*** Raw data ***
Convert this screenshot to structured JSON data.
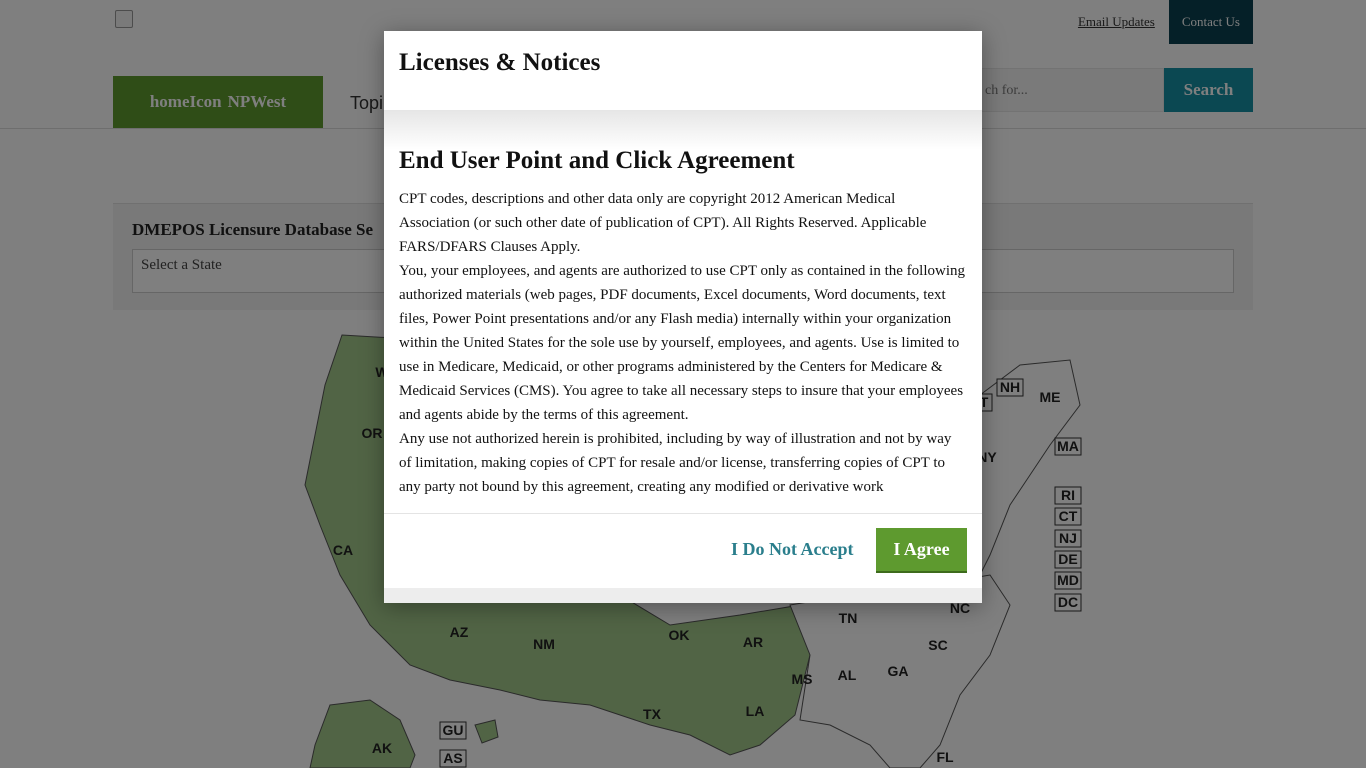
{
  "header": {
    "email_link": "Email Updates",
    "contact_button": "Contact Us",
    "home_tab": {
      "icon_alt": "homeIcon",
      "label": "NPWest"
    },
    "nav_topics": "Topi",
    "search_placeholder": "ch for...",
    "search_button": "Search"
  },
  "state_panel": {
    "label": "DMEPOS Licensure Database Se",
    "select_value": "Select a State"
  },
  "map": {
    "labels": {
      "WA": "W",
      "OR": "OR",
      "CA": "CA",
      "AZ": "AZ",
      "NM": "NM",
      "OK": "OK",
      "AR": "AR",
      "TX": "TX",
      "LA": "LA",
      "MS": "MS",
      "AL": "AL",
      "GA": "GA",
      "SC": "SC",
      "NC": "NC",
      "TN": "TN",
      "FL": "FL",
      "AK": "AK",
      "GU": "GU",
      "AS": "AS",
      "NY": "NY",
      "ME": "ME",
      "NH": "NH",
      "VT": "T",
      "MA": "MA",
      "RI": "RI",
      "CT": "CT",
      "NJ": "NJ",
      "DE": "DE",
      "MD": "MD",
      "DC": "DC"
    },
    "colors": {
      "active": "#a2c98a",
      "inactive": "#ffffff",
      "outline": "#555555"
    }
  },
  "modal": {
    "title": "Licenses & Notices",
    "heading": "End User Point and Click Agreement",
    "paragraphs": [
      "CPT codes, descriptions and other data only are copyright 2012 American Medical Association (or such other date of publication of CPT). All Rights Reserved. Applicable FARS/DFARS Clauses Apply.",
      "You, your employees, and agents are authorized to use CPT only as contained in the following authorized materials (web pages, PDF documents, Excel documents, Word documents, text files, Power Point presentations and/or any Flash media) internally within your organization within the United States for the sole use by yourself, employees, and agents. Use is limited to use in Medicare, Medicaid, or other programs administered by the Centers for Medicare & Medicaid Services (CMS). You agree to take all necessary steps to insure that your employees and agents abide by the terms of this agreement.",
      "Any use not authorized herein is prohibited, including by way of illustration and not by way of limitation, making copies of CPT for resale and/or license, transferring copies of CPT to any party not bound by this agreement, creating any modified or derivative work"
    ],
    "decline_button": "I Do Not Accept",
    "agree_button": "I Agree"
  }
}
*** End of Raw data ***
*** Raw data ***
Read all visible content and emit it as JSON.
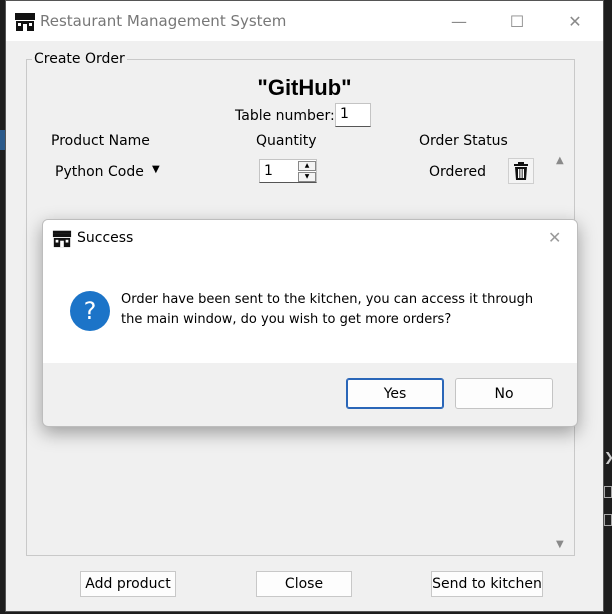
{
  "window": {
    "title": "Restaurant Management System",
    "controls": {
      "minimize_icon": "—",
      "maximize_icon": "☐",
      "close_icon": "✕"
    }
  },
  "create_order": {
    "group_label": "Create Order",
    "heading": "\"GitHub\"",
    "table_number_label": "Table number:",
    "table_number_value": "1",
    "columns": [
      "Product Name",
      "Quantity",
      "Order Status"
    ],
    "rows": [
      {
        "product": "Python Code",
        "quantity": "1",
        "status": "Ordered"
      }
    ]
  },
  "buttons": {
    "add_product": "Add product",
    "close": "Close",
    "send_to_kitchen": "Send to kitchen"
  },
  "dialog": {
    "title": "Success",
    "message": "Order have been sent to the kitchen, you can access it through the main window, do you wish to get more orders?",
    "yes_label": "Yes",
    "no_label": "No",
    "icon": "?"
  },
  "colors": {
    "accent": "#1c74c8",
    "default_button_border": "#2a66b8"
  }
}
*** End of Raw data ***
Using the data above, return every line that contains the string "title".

    "title": "Licenses & Notices",
    "title": "Restaurant Management System",
    "title": "Success",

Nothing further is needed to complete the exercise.